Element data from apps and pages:
• • • • •

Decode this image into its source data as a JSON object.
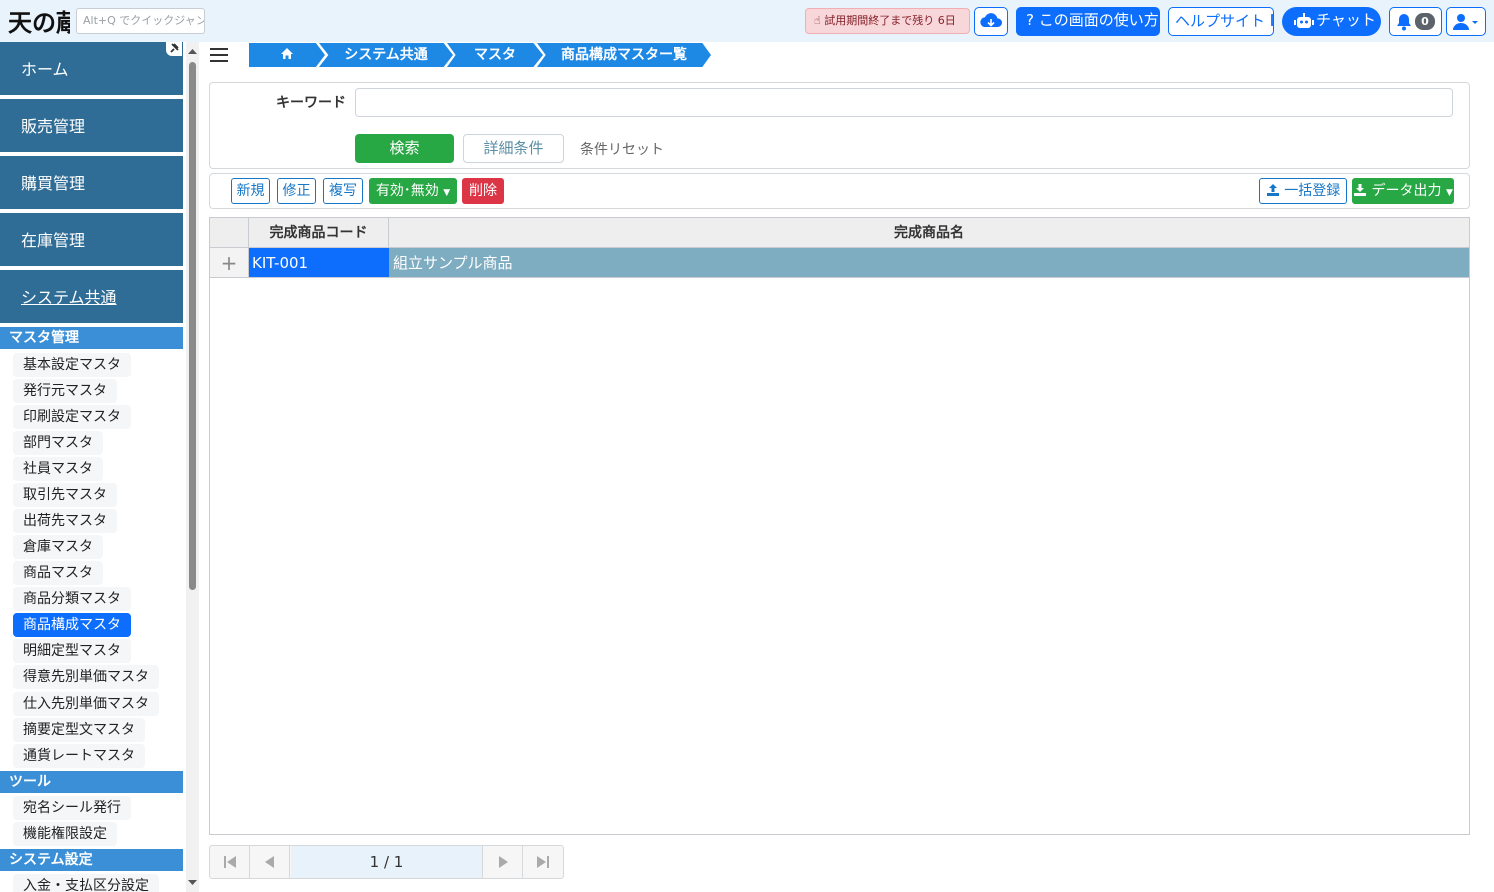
{
  "header": {
    "logo_text": "天の蔵",
    "quick_jump_placeholder": "Alt+Q でクイックジャンプ",
    "trial_notice": "試用期間終了まで残り 6日",
    "howto_label": "この画面の使い方",
    "help_label": "ヘルプサイト",
    "chat_label": "チャット",
    "notification_count": "0"
  },
  "sidebar": {
    "main_items": [
      {
        "label": "ホーム"
      },
      {
        "label": "販売管理"
      },
      {
        "label": "購買管理"
      },
      {
        "label": "在庫管理"
      },
      {
        "label": "システム共通"
      }
    ],
    "sections": [
      {
        "title": "マスタ管理",
        "items": [
          "基本設定マスタ",
          "発行元マスタ",
          "印刷設定マスタ",
          "部門マスタ",
          "社員マスタ",
          "取引先マスタ",
          "出荷先マスタ",
          "倉庫マスタ",
          "商品マスタ",
          "商品分類マスタ",
          "商品構成マスタ",
          "明細定型マスタ",
          "得意先別単価マスタ",
          "仕入先別単価マスタ",
          "摘要定型文マスタ",
          "通貨レートマスタ"
        ]
      },
      {
        "title": "ツール",
        "items": [
          "宛名シール発行",
          "機能権限設定"
        ]
      },
      {
        "title": "システム設定",
        "items": [
          "入金・支払区分設定"
        ]
      }
    ],
    "active_item": "商品構成マスタ"
  },
  "breadcrumb": [
    "システム共通",
    "マスタ",
    "商品構成マスター覧"
  ],
  "search": {
    "keyword_label": "キーワード",
    "keyword_value": "",
    "search_button": "検索",
    "detail_button": "詳細条件",
    "reset_link": "条件リセット"
  },
  "toolbar": {
    "new": "新規",
    "edit": "修正",
    "copy": "複写",
    "valid_toggle": "有効･無効",
    "delete": "削除",
    "bulk_register": "一括登録",
    "data_export": "データ出力"
  },
  "grid": {
    "columns": [
      "完成商品コード",
      "完成商品名"
    ],
    "rows": [
      {
        "code": "KIT-001",
        "name": "組立サンプル商品"
      }
    ]
  },
  "pager": {
    "page_info": "1 / 1"
  },
  "colors": {
    "primary": "#0d6efd",
    "sidebar_bg": "#2f6d96",
    "section_head": "#3a8fd6",
    "success": "#28a745",
    "danger": "#dc3545"
  }
}
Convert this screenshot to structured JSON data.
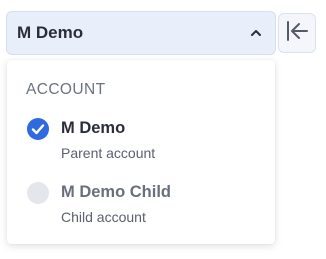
{
  "account_selector": {
    "label": "M Demo",
    "chevron_icon": "chevron-up-icon"
  },
  "collapse_button": {
    "icon": "collapse-left-icon"
  },
  "dropdown": {
    "heading": "ACCOUNT",
    "options": [
      {
        "name": "M Demo",
        "description": "Parent account",
        "selected": true
      },
      {
        "name": "M Demo Child",
        "description": "Child account",
        "selected": false
      }
    ]
  },
  "colors": {
    "accent": "#2f6ae0",
    "selector_bg": "#e9eefb",
    "unselected_radio": "#e4e6eb"
  }
}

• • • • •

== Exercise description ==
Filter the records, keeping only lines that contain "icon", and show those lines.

== Exercise solution ==
    "chevron_icon": "chevron-up-icon"
    "icon": "collapse-left-icon"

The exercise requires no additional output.